Copy every line below precisely, leaving nothing out.

(Dataset rows for apps and sites)

= = = =

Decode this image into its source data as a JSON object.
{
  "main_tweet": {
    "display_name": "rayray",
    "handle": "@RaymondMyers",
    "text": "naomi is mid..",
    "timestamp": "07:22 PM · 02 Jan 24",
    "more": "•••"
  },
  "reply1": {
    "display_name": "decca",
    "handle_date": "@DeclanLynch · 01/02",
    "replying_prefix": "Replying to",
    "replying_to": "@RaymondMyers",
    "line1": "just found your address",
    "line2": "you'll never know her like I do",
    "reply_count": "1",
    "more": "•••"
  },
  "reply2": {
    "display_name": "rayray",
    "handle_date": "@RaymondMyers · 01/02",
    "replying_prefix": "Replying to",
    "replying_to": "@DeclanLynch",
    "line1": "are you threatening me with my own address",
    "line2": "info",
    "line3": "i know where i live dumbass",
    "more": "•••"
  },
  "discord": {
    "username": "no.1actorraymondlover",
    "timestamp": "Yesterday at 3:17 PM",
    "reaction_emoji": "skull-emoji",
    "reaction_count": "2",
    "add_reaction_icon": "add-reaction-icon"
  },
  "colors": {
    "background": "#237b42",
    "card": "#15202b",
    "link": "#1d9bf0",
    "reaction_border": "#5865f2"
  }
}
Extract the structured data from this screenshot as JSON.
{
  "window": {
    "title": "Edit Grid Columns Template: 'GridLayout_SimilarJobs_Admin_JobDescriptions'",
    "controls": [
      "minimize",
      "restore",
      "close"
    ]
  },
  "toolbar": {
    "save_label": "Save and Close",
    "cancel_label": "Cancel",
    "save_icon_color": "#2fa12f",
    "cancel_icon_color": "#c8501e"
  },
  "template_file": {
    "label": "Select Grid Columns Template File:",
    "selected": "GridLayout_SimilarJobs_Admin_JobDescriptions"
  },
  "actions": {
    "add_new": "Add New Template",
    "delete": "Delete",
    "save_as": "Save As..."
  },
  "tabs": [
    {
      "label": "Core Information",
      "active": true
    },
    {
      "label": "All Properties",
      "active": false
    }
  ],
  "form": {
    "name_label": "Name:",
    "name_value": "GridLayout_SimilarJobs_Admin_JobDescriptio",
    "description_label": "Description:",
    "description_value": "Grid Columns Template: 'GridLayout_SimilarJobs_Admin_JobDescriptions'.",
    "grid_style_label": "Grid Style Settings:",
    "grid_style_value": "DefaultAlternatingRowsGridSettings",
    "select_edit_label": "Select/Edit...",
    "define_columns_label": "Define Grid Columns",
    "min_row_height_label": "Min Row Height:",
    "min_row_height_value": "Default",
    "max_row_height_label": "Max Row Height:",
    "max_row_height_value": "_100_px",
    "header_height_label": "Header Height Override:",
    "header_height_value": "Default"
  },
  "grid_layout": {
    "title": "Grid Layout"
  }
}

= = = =

- [WRITTEN RESPONSE]:
Decode this image into its source data as a JSON object.
{
  "main_tweet": {
    "display_name": "rayray",
    "handle": "@RaymondMyers",
    "text": "naomi is mid..",
    "timestamp": "07:22 PM · 02 Jan 24",
    "more": "•••"
  },
  "reply1": {
    "display_name": "decca",
    "handle_date": "@DeclanLynch · 01/02",
    "replying_prefix": "Replying to",
    "replying_to": "@RaymondMyers",
    "line1": "just found your address",
    "line2": "you'll never know her like I do",
    "reply_count": "1",
    "more": "•••"
  },
  "reply2": {
    "display_name": "rayray",
    "handle_date": "@RaymondMyers · 01/02",
    "replying_prefix": "Replying to",
    "replying_to": "@DeclanLynch",
    "line1": "are you threatening me with my own address",
    "line2": "info",
    "line3": "i know where i live dumbass",
    "more": "•••"
  },
  "discord": {
    "username": "no.1actorraymondlover",
    "timestamp": "Yesterday at 3:17 PM",
    "reaction_emoji": "skull-emoji",
    "reaction_count": "2",
    "add_reaction_icon": "add-reaction-icon"
  },
  "colors": {
    "background": "#237b42",
    "card": "#15202b",
    "link": "#1d9bf0",
    "reaction_border": "#5865f2"
  }
}
Extract the structured data from this screenshot as JSON.
{
  "window": {
    "title": "Edit Grid Columns Template: 'GridLayout_SimilarJobs_Admin_JobDescriptions'",
    "controls": [
      "minimize",
      "restore",
      "close"
    ]
  },
  "toolbar": {
    "save_label": "Save and Close",
    "cancel_label": "Cancel",
    "save_icon_color": "#2fa12f",
    "cancel_icon_color": "#c8501e"
  },
  "template_file": {
    "label": "Select Grid Columns Template File:",
    "selected": "GridLayout_SimilarJobs_Admin_JobDescriptions"
  },
  "actions": {
    "add_new": "Add New Template",
    "delete": "Delete",
    "save_as": "Save As..."
  },
  "tabs": [
    {
      "label": "Core Information",
      "active": true
    },
    {
      "label": "All Properties",
      "active": false
    }
  ],
  "form": {
    "name_label": "Name:",
    "name_value": "GridLayout_SimilarJobs_Admin_JobDescriptio",
    "description_label": "Description:",
    "description_value": "Grid Columns Template: 'GridLayout_SimilarJobs_Admin_JobDescriptions'.",
    "grid_style_label": "Grid Style Settings:",
    "grid_style_value": "DefaultAlternatingRowsGridSettings",
    "select_edit_label": "Select/Edit...",
    "define_columns_label": "Define Grid Columns",
    "min_row_height_label": "Min Row Height:",
    "min_row_height_value": "Default",
    "max_row_height_label": "Max Row Height:",
    "max_row_height_value": "_100_px",
    "header_height_label": "Header Height Override:",
    "header_height_value": "Default"
  },
  "grid_layout": {
    "title": "Grid Layout"
  }
}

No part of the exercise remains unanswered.